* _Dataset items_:
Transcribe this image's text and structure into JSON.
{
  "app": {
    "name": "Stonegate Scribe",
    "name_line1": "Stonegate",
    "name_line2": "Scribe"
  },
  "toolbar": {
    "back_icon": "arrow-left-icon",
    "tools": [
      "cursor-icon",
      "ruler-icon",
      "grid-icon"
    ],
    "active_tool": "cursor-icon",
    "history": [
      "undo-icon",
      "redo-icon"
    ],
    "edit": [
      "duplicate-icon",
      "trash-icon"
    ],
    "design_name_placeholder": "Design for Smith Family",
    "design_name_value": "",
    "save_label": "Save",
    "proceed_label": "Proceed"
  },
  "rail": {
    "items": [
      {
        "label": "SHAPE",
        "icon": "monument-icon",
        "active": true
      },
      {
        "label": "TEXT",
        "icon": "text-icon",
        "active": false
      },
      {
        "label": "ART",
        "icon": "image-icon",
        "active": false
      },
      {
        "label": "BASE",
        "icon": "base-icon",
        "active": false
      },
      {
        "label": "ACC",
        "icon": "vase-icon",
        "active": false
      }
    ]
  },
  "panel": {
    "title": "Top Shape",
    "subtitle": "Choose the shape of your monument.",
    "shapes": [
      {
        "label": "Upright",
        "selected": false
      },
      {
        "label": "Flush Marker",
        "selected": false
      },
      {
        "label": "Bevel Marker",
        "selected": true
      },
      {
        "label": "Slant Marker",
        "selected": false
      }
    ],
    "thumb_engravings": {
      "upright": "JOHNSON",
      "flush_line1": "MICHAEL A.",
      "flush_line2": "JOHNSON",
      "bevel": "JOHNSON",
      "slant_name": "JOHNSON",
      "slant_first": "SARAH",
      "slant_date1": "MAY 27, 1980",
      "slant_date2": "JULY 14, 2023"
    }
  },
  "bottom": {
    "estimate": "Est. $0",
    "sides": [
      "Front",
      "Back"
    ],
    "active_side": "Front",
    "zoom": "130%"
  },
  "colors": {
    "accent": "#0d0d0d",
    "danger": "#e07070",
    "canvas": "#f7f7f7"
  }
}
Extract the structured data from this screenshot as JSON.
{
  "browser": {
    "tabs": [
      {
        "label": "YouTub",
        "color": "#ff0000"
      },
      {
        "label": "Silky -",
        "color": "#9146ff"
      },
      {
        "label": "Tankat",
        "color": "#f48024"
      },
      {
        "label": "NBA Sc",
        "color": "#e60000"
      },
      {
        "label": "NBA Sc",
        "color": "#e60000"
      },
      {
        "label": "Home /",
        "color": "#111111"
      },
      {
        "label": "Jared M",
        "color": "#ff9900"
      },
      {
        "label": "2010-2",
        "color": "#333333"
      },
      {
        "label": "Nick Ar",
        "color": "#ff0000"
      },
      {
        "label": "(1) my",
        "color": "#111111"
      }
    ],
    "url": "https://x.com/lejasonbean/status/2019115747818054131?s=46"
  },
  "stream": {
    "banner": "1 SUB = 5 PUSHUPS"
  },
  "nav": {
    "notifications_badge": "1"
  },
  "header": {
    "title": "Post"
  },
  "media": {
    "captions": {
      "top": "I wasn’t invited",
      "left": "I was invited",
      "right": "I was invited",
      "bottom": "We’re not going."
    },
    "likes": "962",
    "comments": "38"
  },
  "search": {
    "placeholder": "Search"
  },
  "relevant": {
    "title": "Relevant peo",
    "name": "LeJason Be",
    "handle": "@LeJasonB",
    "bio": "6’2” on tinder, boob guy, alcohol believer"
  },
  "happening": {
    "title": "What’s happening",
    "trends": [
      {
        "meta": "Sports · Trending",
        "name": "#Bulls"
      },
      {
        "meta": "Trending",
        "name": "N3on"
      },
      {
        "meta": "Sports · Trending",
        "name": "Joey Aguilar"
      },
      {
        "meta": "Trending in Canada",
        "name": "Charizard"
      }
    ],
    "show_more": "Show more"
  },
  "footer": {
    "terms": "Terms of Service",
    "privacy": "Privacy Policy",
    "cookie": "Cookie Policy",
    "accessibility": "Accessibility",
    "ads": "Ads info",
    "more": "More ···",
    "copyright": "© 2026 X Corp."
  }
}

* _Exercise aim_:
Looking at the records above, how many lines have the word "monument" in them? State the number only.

* _Output of the task_:
2